In February 2011, Google made big news on the Internet by publishing an algorithm change for search engine relevancy. By and large this was designed to punish duplicate content farms that re-purpose the same written content over and over in different forms.
I’ve seen plenty of panicked content online about what this means to e-marketers and website developers, but little in the way of how small business owners can capitalize on the Google algorithm change.
Winners and Losers
There were plenty of losers that aggregate informational content that are now scrambling to learn what has happened and re-strategize ways to defeat the Google changes. There were winners too, whose keyword positioning has increased their relevance in the alpha-dominant world of Google. Take a look at the following portion of a spreadsheet, taken from wisetartupblog.com and originally compiled by Systrix:
This is only a partial snippet of an extensive table. What you need to focus on is the % win column. By way of comparison, article farm sites like ezinearticles.com posted negative percent losses exceeding 90%. The short of it? The bad actors according to Google got their a%#es kicked and the better, content rich sites like the sampling above benefit in SEO rank as a result.
What Does it Mean to Small Business?
Take a look at the social media sites that I ‘X’d’ on the chart. Why are these important to you?

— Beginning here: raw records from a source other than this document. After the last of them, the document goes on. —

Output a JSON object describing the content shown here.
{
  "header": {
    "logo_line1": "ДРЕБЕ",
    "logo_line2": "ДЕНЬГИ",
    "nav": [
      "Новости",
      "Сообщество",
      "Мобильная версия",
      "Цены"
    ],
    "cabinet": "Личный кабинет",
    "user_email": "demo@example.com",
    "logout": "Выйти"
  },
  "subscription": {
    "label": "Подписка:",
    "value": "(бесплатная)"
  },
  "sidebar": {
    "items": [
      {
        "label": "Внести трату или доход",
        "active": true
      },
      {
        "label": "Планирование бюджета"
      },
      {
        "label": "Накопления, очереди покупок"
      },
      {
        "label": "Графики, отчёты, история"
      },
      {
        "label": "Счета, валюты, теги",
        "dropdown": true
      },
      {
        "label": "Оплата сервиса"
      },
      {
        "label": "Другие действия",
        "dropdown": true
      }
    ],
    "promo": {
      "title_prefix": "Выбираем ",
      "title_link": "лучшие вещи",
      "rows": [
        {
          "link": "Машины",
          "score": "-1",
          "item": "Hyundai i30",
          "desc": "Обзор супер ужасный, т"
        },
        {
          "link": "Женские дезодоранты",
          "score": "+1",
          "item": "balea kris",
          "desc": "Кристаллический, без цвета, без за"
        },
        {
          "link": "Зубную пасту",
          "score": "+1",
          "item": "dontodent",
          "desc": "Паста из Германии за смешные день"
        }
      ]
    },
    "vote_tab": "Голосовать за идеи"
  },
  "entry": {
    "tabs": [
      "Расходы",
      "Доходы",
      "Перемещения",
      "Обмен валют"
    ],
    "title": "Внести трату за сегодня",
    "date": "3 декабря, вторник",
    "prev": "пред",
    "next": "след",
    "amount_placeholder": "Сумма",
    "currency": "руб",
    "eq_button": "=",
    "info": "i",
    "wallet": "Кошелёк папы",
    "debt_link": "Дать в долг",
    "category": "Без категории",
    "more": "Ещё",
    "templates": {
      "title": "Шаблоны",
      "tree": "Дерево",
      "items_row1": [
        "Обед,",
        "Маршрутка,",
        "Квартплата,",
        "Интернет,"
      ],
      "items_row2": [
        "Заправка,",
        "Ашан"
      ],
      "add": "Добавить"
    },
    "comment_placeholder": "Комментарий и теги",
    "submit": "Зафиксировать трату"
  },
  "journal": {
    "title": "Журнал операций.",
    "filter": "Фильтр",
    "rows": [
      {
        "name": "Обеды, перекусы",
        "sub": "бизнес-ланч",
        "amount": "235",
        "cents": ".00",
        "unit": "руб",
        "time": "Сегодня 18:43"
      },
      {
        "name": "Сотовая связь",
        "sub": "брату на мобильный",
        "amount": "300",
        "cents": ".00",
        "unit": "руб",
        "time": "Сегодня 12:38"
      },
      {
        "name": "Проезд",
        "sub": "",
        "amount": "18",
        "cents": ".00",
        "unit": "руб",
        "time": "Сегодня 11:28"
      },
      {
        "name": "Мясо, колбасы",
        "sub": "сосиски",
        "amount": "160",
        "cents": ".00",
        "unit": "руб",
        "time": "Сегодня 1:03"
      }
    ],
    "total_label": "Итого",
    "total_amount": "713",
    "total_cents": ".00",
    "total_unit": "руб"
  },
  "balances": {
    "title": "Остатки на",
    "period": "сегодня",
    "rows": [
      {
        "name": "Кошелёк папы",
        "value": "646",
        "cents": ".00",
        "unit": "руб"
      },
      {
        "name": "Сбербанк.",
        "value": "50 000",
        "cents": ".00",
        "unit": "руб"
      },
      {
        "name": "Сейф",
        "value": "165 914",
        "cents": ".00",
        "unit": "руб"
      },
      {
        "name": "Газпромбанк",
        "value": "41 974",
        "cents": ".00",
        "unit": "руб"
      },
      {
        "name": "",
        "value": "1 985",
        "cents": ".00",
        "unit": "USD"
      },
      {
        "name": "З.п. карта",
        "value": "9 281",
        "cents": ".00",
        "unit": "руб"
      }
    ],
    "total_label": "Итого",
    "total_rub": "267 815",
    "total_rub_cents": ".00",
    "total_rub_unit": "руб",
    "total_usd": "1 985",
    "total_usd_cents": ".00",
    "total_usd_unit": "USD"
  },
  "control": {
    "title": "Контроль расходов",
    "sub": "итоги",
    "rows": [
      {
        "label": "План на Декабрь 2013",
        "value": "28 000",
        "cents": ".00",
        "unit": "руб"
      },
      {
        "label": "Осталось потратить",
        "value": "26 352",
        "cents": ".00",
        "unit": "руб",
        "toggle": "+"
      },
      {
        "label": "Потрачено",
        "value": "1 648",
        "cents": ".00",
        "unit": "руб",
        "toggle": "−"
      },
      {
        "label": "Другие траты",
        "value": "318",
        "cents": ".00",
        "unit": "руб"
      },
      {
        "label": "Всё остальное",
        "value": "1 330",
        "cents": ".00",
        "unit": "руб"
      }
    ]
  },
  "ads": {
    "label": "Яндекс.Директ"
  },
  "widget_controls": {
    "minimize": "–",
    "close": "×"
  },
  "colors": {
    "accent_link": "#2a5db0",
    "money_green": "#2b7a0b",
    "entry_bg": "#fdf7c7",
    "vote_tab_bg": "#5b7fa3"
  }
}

Because as a small business CEO you can participate in those sites at literally no cost to you if you have the time to make a commitment to a social media strategy. To effectively capitalize on the use of these, you need to dedicate the time or assign or hire someone to do it. You need to include this social media strategy as a part of your overall marketing budget, even if it means reducing your traditional media like print or radio spots.
I’m going to ignore Facebook as the omnipotent monster that many businesses don’t know how to leverage yet. LinkedIn, a different animal. In my eBook on LinkedIn Optimization and videos with it I teach the ‘how’ of building a LinkedIn profile and working it. The table reinforces the fact that LinkedIn is becoming more relevant in the eyes of Google with a 15% increase in keyword dominance.
My advice to small business owners is this:
Put your profile on LinkedIn and that of your top company officers
Put up a company profile for your business on LinkedIn with all service listings
Assign someone to work relevant LinkedIn Groups
There’s plenty more you can do with video.
YouTube is also doing well under the new Google rules of the game. Not surprising, as Google owns YouTube. This re-demonstrates in spades what Google thinks of video content. Here are suggestions for you:
Get some quality video content on your website and social media pages. This does not have to cost a lot.
Use video instead of or in addition to words to promote changes in your company, new product releases, special events, spotlight employees, or company capabilities. Our Executive Video Interviews help small businesses do this, recording the owner and key officers on Skype. You can still use a webcam or handheld; you don’t need to hire a film crew or disrupt the business for a major shoot, but it just can’t suck.
Post your videos on YouTube on your own FREE channel. Let YouTube host your videos and embed them in your site. This gets the video on your site and takes advantage of the relationship between Google and YouTube, including the obvious SEO gains.
The world is changing for small business. You can ignore it or try to exploit it. Social media sites like Facebook, YouTube and LinkedIn are all rising in popularity by an extraordinary degree and show no signs of diminishing. You can’t run your business based upon the whims of Google nor would I ever suggest it, but you can take advantage of what Google has done.
About The Guest Author: Karl Walinskas is CEO of Smart Company Growth, a business growth firm that helps small companies spark sales and control costs through innovation. He is author of the book Getting Connected Through Exceptional Leadership and been published in dozens of print and online media regarding small business practices and strategies. You can read his current musings at the Smart Blog for small business.
Very interesting and novel: so Google rewarded ‘YouTube, LinkedIn,’ – definitely see the synergies with social search issues. Beyond that the basic principles of SEO for one’s own site still apply: great keyword heavy TITLE tags, good content. Panda did not seem to hurt small business sites; just the content forms. I teach SEO online at jm-seo.org.